==== EXTRACTED ENTRIES
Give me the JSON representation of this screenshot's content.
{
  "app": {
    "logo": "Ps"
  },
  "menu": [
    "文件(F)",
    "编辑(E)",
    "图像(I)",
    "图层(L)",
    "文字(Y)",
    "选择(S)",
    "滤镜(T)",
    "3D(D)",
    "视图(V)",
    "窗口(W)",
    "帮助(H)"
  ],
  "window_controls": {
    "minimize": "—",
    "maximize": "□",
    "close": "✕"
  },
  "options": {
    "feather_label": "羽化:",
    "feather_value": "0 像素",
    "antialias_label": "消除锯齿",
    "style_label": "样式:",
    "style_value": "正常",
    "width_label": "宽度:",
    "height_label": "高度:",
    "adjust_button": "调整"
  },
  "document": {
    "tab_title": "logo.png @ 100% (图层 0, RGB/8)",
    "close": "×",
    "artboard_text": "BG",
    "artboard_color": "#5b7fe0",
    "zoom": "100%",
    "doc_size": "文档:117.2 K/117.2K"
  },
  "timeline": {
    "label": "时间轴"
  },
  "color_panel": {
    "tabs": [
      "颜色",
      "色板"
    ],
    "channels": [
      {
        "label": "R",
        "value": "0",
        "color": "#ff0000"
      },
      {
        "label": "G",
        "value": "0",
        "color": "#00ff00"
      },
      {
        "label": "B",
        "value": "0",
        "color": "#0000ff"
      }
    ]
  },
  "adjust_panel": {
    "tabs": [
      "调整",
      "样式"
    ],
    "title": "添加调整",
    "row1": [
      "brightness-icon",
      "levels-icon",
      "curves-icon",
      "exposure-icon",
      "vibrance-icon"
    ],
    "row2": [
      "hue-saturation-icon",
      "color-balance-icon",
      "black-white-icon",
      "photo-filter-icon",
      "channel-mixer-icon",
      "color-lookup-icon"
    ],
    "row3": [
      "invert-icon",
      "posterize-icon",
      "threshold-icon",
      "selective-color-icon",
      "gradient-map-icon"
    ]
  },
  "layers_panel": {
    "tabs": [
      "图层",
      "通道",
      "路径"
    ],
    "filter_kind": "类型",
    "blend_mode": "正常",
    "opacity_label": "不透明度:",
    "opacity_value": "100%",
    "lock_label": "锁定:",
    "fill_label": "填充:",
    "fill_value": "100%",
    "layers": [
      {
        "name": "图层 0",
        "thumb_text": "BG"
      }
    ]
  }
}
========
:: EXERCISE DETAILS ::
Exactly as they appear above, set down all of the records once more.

:: RESPONSE TO THIS TASK ::
Give me the JSON representation of this screenshot's content.
{
  "app": {
    "logo": "Ps"
  },
  "menu": [
    "文件(F)",
    "编辑(E)",
    "图像(I)",
    "图层(L)",
    "文字(Y)",
    "选择(S)",
    "滤镜(T)",
    "3D(D)",
    "视图(V)",
    "窗口(W)",
    "帮助(H)"
  ],
  "window_controls": {
    "minimize": "—",
    "maximize": "□",
    "close": "✕"
  },
  "options": {
    "feather_label": "羽化:",
    "feather_value": "0 像素",
    "antialias_label": "消除锯齿",
    "style_label": "样式:",
    "style_value": "正常",
    "width_label": "宽度:",
    "height_label": "高度:",
    "adjust_button": "调整"
  },
  "document": {
    "tab_title": "logo.png @ 100% (图层 0, RGB/8)",
    "close": "×",
    "artboard_text": "BG",
    "artboard_color": "#5b7fe0",
    "zoom": "100%",
    "doc_size": "文档:117.2 K/117.2K"
  },
  "timeline": {
    "label": "时间轴"
  },
  "color_panel": {
    "tabs": [
      "颜色",
      "色板"
    ],
    "channels": [
      {
        "label": "R",
        "value": "0",
        "color": "#ff0000"
      },
      {
        "label": "G",
        "value": "0",
        "color": "#00ff00"
      },
      {
        "label": "B",
        "value": "0",
        "color": "#0000ff"
      }
    ]
  },
  "adjust_panel": {
    "tabs": [
      "调整",
      "样式"
    ],
    "title": "添加调整",
    "row1": [
      "brightness-icon",
      "levels-icon",
      "curves-icon",
      "exposure-icon",
      "vibrance-icon"
    ],
    "row2": [
      "hue-saturation-icon",
      "color-balance-icon",
      "black-white-icon",
      "photo-filter-icon",
      "channel-mixer-icon",
      "color-lookup-icon"
    ],
    "row3": [
      "invert-icon",
      "posterize-icon",
      "threshold-icon",
      "selective-color-icon",
      "gradient-map-icon"
    ]
  },
  "layers_panel": {
    "tabs": [
      "图层",
      "通道",
      "路径"
    ],
    "filter_kind": "类型",
    "blend_mode": "正常",
    "opacity_label": "不透明度:",
    "opacity_value": "100%",
    "lock_label": "锁定:",
    "fill_label": "填充:",
    "fill_value": "100%",
    "layers": [
      {
        "name": "图层 0",
        "thumb_text": "BG"
      }
    ]
  }
}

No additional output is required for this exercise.